I have fallen in love with Cooks Illustrated magazine, and a recent (undated, oddly enough) issue, they tackled the job of finding a way to cook pork chops so they are juicy, flavorful, and easy to chew. I’ve never had luck with them before, but this recipe turned out to be a fabulous technique! I searched for rib chops, but Shoprite didn’t have any, so I settled for some 3/4″ thick center cut chops. I followed Cooks Illustrated’s technique about 90%, with my one deviance being to marinate the pork for a few hours before cooking (a delicious marinade of fennel seeds, orange juice, kalamata olive oil, a dab of honey, coriander, salt, and pepper) in an effort to further “soften” the meat, as well as omitting the dash of sugar on each side of the chops to promote browning, instead adding the honey in my marinade for sugar. The actual cooking was surprisingly easy. I started by putting the chops in a cold pan over medium heat (preheated burner since I have an unresponsive electric stove!) for 4-9 minutes (until lightly browned – my burner took 5 minutes), then flipped them over with the heat now reduced to low for 3-6 minutes until 140F (again, since my stove-top cools slowly this step took a mere 4 minutes). I let them rest, tented with foil, for 5 minutes. I didn’t have to, but I followed the recipe’s direction to reduce the juices left in the pan and on the plate from the chops’ rest – there was very little juice, which is a good thing – on high heat, and finished the chops by flipping both sides in the reduction. The result was nothing short of a miracle for me, who is of course notorious for overcooking meat. Finally, a dish that didn’t wear out my jaws! Delicious! I think they were as tender as a pork chop can be. I think the marinade and poking them with a fork really helped.
For a side dish, I roasted thick fennel and red onion slices with a vinaigrette of crushed fennel seeds, lemon juice, olive oil, s&p, and dash white wine (in my awesome Jamie Oliver flavor shaker). While a tad too oily because I tossed the veggies in a bit of olive oil and s&p before roasting, the flavor was deep, yet light and smooth with just a hint of bite. Overall, this was a very tasty dinner. I will definitely do the technique again, but I’ll switch up the flavorings; Cooks Illustrated suggested mustard-sage and brandy-prune sauces.
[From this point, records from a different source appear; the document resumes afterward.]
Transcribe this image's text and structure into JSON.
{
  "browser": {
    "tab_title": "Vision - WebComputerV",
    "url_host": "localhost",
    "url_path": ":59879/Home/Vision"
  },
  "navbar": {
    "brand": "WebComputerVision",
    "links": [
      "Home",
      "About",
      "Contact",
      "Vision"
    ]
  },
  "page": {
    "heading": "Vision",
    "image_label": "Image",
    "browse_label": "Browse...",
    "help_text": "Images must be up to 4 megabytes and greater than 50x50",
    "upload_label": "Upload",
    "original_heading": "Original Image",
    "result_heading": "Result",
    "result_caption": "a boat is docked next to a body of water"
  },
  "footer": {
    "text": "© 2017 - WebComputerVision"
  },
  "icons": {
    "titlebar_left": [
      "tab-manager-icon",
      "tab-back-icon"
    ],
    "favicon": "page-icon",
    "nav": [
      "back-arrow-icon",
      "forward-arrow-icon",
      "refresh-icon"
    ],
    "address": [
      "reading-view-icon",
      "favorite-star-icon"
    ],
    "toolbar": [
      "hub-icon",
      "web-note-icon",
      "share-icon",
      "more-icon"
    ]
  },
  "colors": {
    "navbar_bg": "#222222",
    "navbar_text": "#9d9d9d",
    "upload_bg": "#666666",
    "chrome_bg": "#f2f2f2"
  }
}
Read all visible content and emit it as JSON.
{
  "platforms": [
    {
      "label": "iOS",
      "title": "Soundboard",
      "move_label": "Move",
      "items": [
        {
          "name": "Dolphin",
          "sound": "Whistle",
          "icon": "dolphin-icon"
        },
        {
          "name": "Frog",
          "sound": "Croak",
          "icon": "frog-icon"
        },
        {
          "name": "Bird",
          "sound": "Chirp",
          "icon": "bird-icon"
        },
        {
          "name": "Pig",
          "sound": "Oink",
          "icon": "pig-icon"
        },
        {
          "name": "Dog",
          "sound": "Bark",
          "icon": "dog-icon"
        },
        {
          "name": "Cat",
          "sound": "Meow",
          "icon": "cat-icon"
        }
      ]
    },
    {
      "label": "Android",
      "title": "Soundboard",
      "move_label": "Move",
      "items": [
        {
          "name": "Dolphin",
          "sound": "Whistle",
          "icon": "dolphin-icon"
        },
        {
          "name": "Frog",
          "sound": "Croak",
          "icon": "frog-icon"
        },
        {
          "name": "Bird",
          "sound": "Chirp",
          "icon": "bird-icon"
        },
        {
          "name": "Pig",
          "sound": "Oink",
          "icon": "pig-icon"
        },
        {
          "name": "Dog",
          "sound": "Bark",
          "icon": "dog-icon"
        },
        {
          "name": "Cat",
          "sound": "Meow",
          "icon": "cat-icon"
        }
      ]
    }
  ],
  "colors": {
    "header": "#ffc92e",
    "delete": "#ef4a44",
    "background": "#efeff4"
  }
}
Both sound great, but I think my first “do-again” will be some sort of apple concoction with my pork – if nothing else, for the sake of tradition! Well, it’d be a first for me, and somehow I think it will turn out splendidly….